Below are the records; collect from them each line containing the string "selected".

# # # #

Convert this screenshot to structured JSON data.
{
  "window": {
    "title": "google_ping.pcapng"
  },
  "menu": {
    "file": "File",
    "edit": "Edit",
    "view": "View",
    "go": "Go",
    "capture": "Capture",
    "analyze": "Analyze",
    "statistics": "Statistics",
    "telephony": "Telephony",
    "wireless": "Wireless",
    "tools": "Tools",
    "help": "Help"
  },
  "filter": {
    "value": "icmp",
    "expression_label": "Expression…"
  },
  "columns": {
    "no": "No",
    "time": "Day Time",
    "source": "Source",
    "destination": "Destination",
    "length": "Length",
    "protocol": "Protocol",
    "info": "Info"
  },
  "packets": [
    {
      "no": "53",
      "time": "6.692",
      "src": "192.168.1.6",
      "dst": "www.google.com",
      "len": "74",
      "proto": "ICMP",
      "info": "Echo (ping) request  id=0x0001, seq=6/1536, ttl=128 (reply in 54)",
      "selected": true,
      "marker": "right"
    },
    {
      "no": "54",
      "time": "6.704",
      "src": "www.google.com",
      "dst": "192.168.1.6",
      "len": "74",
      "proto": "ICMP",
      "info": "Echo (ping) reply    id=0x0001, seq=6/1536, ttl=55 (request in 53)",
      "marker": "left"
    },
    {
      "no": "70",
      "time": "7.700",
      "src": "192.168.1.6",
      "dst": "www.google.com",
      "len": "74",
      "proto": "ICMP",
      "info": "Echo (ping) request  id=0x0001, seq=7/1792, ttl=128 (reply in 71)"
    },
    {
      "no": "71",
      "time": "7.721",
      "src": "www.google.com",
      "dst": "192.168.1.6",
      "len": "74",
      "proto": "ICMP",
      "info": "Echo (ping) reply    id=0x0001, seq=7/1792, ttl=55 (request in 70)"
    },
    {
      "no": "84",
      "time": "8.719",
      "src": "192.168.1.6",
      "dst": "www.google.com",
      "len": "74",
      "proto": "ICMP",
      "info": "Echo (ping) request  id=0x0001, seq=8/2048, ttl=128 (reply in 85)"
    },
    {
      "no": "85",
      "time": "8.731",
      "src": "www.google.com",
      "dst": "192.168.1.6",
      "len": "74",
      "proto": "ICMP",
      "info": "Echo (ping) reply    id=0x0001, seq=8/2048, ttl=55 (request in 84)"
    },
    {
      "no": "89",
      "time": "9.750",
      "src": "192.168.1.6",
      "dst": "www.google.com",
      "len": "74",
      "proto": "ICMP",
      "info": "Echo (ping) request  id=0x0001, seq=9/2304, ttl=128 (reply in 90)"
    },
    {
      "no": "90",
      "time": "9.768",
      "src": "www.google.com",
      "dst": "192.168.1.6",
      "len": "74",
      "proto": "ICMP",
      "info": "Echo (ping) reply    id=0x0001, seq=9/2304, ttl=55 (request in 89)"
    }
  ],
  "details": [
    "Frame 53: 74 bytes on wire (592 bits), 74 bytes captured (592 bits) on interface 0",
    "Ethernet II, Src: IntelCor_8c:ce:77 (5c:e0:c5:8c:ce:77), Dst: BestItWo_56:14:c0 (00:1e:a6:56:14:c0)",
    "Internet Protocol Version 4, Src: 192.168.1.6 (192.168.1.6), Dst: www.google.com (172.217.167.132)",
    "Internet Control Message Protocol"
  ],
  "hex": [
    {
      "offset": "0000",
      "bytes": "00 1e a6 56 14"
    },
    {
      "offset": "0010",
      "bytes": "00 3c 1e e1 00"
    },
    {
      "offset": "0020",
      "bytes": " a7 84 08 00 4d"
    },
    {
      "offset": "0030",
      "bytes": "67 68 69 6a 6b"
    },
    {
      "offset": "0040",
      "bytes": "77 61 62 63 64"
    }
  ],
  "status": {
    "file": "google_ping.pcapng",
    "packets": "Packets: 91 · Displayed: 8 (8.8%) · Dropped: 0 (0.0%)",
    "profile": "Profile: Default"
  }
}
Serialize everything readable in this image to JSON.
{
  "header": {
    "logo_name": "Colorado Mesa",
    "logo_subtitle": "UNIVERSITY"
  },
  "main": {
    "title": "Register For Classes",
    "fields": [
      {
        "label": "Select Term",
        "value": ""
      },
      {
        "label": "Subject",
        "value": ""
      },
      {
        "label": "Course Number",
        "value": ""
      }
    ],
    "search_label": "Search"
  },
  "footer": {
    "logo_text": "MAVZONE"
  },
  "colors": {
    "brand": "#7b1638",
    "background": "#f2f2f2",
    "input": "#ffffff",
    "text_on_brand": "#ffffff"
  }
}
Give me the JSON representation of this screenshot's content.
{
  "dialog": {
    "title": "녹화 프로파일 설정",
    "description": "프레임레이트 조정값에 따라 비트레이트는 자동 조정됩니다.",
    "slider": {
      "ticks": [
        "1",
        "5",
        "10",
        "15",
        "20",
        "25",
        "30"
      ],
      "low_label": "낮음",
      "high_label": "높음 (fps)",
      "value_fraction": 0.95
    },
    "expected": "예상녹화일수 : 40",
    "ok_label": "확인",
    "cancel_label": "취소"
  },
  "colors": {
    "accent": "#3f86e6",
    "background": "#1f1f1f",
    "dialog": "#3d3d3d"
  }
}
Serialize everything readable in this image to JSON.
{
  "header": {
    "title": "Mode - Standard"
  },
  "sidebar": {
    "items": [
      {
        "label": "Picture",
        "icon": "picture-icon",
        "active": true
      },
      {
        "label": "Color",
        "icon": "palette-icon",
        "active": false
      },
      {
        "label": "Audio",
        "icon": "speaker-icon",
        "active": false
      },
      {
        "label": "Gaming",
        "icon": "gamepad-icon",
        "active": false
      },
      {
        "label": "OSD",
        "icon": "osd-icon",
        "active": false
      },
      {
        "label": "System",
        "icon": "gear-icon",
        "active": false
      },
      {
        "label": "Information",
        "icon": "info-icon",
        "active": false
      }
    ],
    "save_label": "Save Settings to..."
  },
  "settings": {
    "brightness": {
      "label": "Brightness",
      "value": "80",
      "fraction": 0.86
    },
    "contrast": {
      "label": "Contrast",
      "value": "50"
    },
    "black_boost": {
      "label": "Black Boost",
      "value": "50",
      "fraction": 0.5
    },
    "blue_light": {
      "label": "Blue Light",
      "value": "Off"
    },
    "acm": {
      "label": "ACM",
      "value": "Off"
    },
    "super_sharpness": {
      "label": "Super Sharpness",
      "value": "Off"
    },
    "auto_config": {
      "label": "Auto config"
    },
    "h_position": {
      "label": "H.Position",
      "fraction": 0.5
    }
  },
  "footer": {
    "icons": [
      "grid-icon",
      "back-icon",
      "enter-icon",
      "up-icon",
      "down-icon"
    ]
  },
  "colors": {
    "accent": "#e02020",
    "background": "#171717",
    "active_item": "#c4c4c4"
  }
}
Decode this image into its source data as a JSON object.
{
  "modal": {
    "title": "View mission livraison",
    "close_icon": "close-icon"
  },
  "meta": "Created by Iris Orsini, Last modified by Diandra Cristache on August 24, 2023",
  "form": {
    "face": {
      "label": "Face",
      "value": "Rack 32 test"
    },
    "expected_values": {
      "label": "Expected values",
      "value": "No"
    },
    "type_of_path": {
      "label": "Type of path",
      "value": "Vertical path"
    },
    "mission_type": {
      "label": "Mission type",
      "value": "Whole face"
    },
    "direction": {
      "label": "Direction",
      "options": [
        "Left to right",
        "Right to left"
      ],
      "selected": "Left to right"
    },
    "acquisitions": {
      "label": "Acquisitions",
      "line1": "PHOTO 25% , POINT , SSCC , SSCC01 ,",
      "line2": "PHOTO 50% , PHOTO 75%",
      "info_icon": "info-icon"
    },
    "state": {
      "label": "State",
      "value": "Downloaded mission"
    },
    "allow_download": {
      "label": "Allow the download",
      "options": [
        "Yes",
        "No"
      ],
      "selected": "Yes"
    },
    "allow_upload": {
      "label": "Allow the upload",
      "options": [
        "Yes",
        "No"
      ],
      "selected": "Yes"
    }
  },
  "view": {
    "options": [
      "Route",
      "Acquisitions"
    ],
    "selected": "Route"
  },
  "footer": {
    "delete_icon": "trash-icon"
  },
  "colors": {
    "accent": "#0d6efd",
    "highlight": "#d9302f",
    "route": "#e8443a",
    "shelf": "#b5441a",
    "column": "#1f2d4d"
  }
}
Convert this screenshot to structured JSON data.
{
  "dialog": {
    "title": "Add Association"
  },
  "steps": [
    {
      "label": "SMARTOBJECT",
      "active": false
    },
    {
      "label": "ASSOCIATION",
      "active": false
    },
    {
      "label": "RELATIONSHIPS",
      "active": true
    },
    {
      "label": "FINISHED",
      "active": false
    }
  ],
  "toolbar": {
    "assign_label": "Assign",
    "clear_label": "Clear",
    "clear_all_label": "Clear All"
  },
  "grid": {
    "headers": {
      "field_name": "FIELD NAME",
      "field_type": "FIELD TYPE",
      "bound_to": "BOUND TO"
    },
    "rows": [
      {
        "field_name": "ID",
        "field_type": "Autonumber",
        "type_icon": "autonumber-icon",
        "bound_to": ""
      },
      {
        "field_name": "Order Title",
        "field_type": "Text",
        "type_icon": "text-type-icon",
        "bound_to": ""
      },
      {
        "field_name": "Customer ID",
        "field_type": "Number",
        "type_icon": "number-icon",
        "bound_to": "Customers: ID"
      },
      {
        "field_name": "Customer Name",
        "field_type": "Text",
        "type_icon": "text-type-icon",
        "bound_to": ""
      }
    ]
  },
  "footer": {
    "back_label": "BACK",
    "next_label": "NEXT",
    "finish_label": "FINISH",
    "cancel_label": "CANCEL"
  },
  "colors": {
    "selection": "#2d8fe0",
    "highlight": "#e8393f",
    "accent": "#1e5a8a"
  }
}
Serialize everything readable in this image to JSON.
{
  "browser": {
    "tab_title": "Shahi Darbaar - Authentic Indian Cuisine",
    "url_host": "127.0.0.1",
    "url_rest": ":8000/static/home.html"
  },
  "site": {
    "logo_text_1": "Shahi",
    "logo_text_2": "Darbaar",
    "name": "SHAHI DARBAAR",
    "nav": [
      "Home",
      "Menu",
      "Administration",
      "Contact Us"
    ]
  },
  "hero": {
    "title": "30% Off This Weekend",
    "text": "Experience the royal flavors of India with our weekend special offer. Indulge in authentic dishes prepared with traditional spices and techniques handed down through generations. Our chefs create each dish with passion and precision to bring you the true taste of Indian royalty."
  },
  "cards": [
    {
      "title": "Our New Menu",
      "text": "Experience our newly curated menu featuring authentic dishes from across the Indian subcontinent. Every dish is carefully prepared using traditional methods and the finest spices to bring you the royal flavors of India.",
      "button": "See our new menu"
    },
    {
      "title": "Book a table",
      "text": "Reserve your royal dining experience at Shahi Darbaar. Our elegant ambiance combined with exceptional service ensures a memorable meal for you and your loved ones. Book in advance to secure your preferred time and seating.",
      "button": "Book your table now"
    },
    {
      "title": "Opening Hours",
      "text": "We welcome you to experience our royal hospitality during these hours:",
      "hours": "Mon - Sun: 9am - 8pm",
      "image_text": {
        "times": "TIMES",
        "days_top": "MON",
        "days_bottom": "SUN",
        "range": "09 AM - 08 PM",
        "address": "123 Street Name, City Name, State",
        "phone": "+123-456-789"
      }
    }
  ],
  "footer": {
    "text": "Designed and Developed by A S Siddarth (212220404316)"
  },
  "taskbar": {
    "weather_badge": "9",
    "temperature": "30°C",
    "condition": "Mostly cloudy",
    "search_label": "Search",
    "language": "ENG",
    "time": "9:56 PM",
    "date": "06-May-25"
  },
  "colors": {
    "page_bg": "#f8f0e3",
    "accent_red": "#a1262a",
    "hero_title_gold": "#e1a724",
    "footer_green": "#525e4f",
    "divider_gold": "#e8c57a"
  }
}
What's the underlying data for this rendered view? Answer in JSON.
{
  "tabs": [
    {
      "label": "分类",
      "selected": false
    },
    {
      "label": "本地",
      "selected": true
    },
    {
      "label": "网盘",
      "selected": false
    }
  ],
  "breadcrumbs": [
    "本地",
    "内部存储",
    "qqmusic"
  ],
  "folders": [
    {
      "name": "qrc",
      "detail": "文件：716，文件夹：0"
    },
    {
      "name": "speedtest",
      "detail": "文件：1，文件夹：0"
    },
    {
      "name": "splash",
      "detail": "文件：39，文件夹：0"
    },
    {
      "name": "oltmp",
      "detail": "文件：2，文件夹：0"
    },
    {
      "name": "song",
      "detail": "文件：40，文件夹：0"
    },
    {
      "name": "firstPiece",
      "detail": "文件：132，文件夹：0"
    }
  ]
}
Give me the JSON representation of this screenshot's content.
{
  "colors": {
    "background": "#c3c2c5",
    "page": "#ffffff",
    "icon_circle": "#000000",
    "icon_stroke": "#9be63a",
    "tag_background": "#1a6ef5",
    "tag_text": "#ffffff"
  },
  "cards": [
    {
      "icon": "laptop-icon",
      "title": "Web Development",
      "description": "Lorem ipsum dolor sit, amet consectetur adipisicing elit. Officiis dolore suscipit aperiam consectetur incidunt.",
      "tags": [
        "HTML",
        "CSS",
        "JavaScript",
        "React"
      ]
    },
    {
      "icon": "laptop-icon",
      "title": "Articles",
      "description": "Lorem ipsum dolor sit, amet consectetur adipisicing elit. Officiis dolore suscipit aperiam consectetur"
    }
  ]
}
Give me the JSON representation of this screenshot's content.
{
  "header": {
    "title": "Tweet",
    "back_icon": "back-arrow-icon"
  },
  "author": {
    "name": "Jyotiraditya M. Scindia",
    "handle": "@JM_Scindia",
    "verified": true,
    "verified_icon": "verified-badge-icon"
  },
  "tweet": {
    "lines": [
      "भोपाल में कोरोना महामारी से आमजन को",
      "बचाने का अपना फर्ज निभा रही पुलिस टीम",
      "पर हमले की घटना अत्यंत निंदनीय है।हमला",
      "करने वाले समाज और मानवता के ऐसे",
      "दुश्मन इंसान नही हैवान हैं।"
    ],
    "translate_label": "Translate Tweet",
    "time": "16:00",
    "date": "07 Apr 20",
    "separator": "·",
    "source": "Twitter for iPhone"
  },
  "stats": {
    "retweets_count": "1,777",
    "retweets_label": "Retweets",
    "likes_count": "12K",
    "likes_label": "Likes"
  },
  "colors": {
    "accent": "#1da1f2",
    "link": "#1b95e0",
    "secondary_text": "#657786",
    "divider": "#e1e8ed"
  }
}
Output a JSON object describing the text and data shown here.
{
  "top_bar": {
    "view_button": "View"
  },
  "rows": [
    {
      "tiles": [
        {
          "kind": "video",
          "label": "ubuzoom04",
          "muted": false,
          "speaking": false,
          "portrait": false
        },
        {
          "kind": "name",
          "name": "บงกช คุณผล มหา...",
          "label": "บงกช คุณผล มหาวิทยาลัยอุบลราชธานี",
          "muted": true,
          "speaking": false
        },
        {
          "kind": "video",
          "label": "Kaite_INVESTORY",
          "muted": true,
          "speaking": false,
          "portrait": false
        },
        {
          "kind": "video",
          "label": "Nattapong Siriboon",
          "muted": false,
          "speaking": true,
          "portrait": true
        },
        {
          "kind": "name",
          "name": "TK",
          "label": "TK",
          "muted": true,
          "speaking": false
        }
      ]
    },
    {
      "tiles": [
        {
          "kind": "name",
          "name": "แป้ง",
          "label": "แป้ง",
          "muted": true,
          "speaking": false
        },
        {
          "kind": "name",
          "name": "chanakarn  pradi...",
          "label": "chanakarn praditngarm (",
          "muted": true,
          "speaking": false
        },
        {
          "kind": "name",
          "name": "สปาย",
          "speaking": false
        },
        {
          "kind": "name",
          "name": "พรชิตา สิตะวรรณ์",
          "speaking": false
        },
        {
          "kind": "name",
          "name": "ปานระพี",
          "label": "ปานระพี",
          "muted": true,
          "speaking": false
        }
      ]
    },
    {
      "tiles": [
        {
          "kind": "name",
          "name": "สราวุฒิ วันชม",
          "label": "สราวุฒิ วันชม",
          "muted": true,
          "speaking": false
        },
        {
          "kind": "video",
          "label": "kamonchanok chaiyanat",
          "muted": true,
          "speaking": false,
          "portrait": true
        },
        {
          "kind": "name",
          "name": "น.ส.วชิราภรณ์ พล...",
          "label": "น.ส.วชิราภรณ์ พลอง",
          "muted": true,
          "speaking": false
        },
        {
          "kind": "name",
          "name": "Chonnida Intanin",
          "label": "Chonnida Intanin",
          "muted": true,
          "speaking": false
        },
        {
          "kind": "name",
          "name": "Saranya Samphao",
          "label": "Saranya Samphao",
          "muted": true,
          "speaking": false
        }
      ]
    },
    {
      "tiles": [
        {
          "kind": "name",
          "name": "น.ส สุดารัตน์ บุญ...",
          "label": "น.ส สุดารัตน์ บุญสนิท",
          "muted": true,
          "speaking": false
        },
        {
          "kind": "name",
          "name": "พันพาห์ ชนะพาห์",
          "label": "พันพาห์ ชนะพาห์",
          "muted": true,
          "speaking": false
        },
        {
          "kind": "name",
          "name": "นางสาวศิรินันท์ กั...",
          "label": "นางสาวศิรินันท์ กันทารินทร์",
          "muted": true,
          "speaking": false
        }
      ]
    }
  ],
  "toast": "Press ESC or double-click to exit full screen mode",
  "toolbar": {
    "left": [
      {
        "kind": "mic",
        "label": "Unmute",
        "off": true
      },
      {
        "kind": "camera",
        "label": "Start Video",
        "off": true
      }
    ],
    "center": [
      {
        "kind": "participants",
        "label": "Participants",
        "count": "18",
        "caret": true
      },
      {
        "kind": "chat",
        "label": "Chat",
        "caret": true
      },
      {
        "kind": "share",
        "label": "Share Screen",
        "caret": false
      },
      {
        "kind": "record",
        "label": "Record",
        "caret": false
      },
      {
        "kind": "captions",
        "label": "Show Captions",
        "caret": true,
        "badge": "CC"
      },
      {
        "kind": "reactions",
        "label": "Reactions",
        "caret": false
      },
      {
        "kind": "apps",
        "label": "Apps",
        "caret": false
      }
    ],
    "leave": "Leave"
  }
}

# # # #

Answer space:
      "selected": true,
      "selected": "Left to right"
      "selected": "Yes"
      "selected": "Yes"
    "selected": "Route"
      "selected": false
      "selected": true
      "selected": false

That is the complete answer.